5. Gray dinged Adrian Fenty on the campaign trail — and even after the campaign was over — for upping street parking rates. Gray appears to have proposed nothing to bring them downward.

6. The Circulator fare might go up to $2 cash — but SmarTrip users would pay only $1.70. Small comfort: Still more than Metrobus.

7. In terms of city services, there is one place residents might notice a real difference: trash. Gray is proposing a slash of 100 full-time equivalent positions from the Department of Public Works’ Solid Waste Management division. That makes this passage ring a tad hollow: “A clean city with a superior public works program is one of the Mayor’s Administration’s highest priorities, and the proposed cost savings will not affect DPW’s ability to perform its core services. The trash and recycling collection, nuisance abatement, street sweeping, and leaf removal programs will remain at the same exceptional level in FY 2012.” Hmm.

8. Charter schools didn’t do badly under the circumstances. They won a hike in the per-student facilities allowance, from $2,800 a head to $3,000 — thanks to federal funds. Probably not as much as the charter advocates, which supported Gray intensely, might have wanted, but they did as well or better than they could expect, given the big picture.

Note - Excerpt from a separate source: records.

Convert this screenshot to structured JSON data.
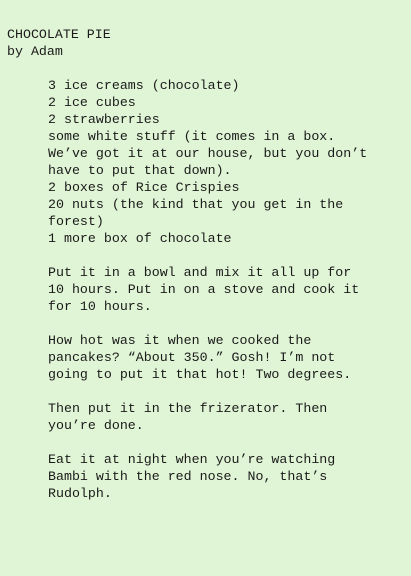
{
  "recipe": {
    "title": "CHOCOLATE PIE",
    "byline": "by Adam",
    "ingredients": [
      "3 ice creams (chocolate)",
      "2 ice cubes",
      "2 strawberries",
      "some white stuff (it comes in a box.",
      "We’ve got it at our house, but you don’t",
      "have to put that down).",
      "2 boxes of Rice Crispies",
      "20 nuts (the kind that you get in the",
      "forest)",
      "1 more box of chocolate"
    ],
    "step1": [
      "Put it in a bowl and mix it all up for",
      "10 hours. Put in on a stove and cook it",
      "for 10 hours."
    ],
    "step2": [
      "How hot was it when we cooked the",
      "pancakes? “About 350.” Gosh! I’m not",
      "going to put it that hot! Two degrees."
    ],
    "step3": [
      "Then put it in the frizerator. Then",
      "you’re done."
    ],
    "step4": [
      "Eat it at night when you’re watching",
      "Bambi with the red nose. No, that’s",
      "Rudolph."
    ]
  }
}
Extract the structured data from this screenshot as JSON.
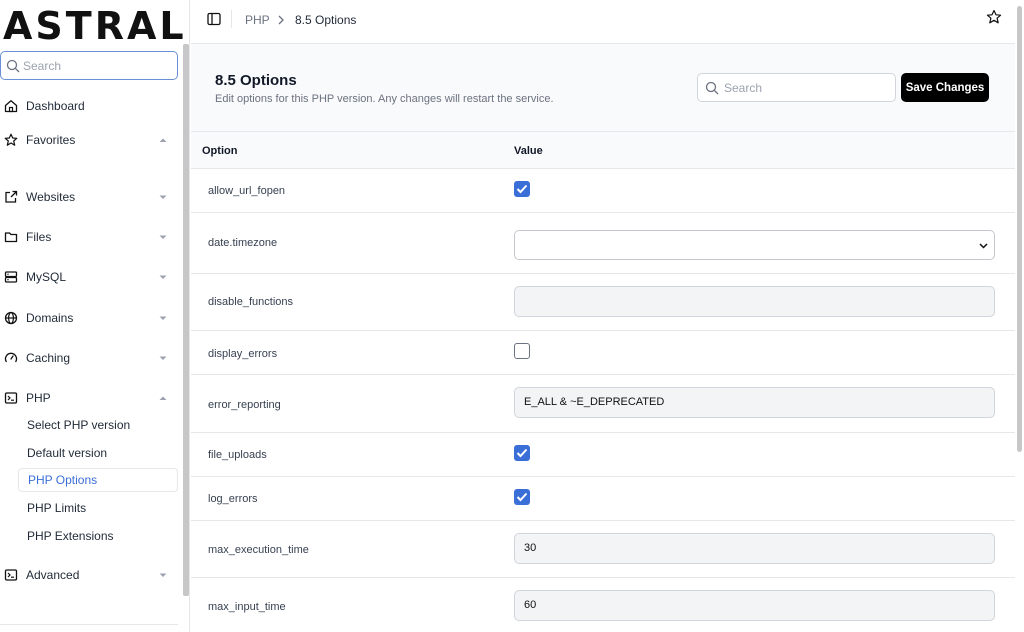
{
  "brand": {
    "logo_text": "ASTRAL"
  },
  "sidebar": {
    "search_placeholder": "Search",
    "items": [
      {
        "label": "Dashboard",
        "icon": "home-icon"
      },
      {
        "label": "Favorites",
        "icon": "star-icon",
        "expanded": true
      },
      {
        "label": "Websites",
        "icon": "external-link-icon",
        "expanded": false
      },
      {
        "label": "Files",
        "icon": "folder-icon",
        "expanded": false
      },
      {
        "label": "MySQL",
        "icon": "server-icon",
        "expanded": false
      },
      {
        "label": "Domains",
        "icon": "globe-icon",
        "expanded": false
      },
      {
        "label": "Caching",
        "icon": "gauge-icon",
        "expanded": false
      },
      {
        "label": "PHP",
        "icon": "terminal-icon",
        "expanded": true
      },
      {
        "label": "Advanced",
        "icon": "terminal-icon",
        "expanded": false
      }
    ],
    "php_subitems": [
      {
        "label": "Select PHP version",
        "active": false
      },
      {
        "label": "Default version",
        "active": false
      },
      {
        "label": "PHP Options",
        "active": true
      },
      {
        "label": "PHP Limits",
        "active": false
      },
      {
        "label": "PHP Extensions",
        "active": false
      }
    ]
  },
  "topbar": {
    "breadcrumb": [
      "PHP",
      "8.5 Options"
    ]
  },
  "page": {
    "title": "8.5 Options",
    "description": "Edit options for this PHP version. Any changes will restart the service.",
    "search_placeholder": "Search",
    "save_label": "Save Changes"
  },
  "table": {
    "headers": {
      "option": "Option",
      "value": "Value"
    },
    "rows": [
      {
        "name": "allow_url_fopen",
        "type": "checkbox",
        "checked": true
      },
      {
        "name": "date.timezone",
        "type": "select",
        "value": ""
      },
      {
        "name": "disable_functions",
        "type": "text",
        "value": ""
      },
      {
        "name": "display_errors",
        "type": "checkbox",
        "checked": false
      },
      {
        "name": "error_reporting",
        "type": "text",
        "value": "E_ALL & ~E_DEPRECATED"
      },
      {
        "name": "file_uploads",
        "type": "checkbox",
        "checked": true
      },
      {
        "name": "log_errors",
        "type": "checkbox",
        "checked": true
      },
      {
        "name": "max_execution_time",
        "type": "text",
        "value": "30"
      },
      {
        "name": "max_input_time",
        "type": "text",
        "value": "60"
      }
    ]
  },
  "colors": {
    "accent": "#3b6fd8",
    "primary_button": "#000000"
  }
}
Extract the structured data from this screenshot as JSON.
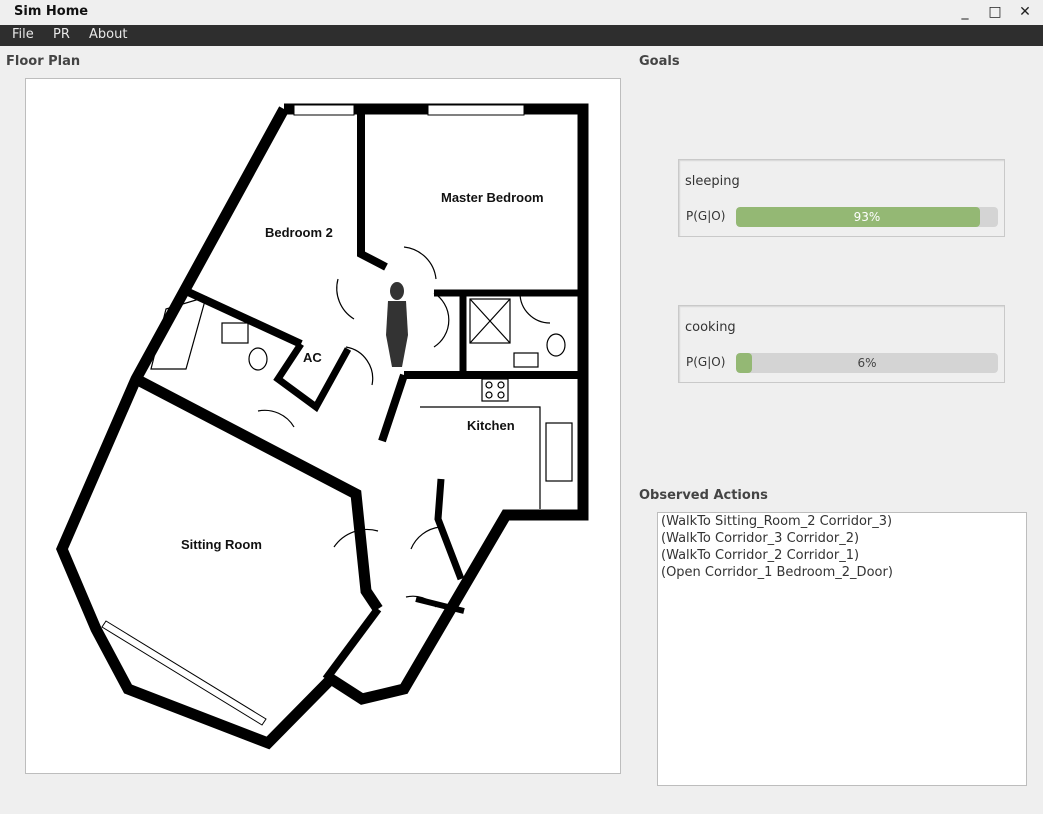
{
  "window": {
    "title": "Sim Home",
    "minimize_glyph": "_",
    "maximize_glyph": "□",
    "close_glyph": "✕"
  },
  "menu": [
    "File",
    "PR",
    "About"
  ],
  "floor_plan": {
    "label": "Floor Plan",
    "rooms": {
      "master_bedroom": "Master Bedroom",
      "bedroom_2": "Bedroom 2",
      "ac": "AC",
      "kitchen": "Kitchen",
      "sitting_room": "Sitting Room"
    }
  },
  "goals": {
    "label": "Goals",
    "items": [
      {
        "name": "sleeping",
        "metric": "P(G|O)",
        "value": 0.93,
        "display": "93%"
      },
      {
        "name": "cooking",
        "metric": "P(G|O)",
        "value": 0.06,
        "display": "6%"
      }
    ]
  },
  "observed_actions": {
    "label": "Observed Actions",
    "items": [
      "(WalkTo Sitting_Room_2 Corridor_3)",
      "(WalkTo Corridor_3 Corridor_2)",
      "(WalkTo Corridor_2 Corridor_1)",
      "(Open Corridor_1 Bedroom_2_Door)"
    ]
  },
  "colors": {
    "progress_fill": "#94b874",
    "progress_track": "#d4d4d4",
    "menubar": "#2e2e2e"
  }
}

9. Sometimes political metaphor and political reality quite nearly align. If Gray had a third-rail issue, particularly on the capital budget side, it was his commitment to the city streetcar program — which he famously sought to cut before reversing himself. Gray most certainly declined to touch the third rail with his new budget, committing just shy of $100 million to the program through 2017. It’s a significant gesture of confidence in the program.

10. Gray said today he’s aiming for a gimmickless budget. But there are some definite detours into gimmickry. For instance: Having the Washington Sports and Convention Authority pay the city $5 million to lease the Carnegie Library, across the street from the convention center. Perhaps the WCSA, in negotiating convention deals, will have more success extracting revenue from the property than the city has had. But still: A leaseback is pretty much the definition of an accounting gimmick. But that is small potatoes compared to a Gray-proposed change to the way that employers are required to withhold city income taxes. Under Gray’s plan, standard deductions would no longer be taken into account when calculating withholding rates. In other words, the government would keep more of your money until they give it back to you in the form of a tax refund. The average District resident will see an additional $160 withheld yearly from paychecks under the proposal, according to the Office of the Chief Financial Officer. The measure is expected to generate nearly $41 million in fiscal 2012, but because it doesn’t affect taxpayers’ actual liabilities, it’s nearly all given back in the following year. Sound gimmicky? Call it the interest-free government lending program. This appears similar to a budgetary feint recently attempted in California, which the Wall Street Journal called the “ultimate budget gimmick.”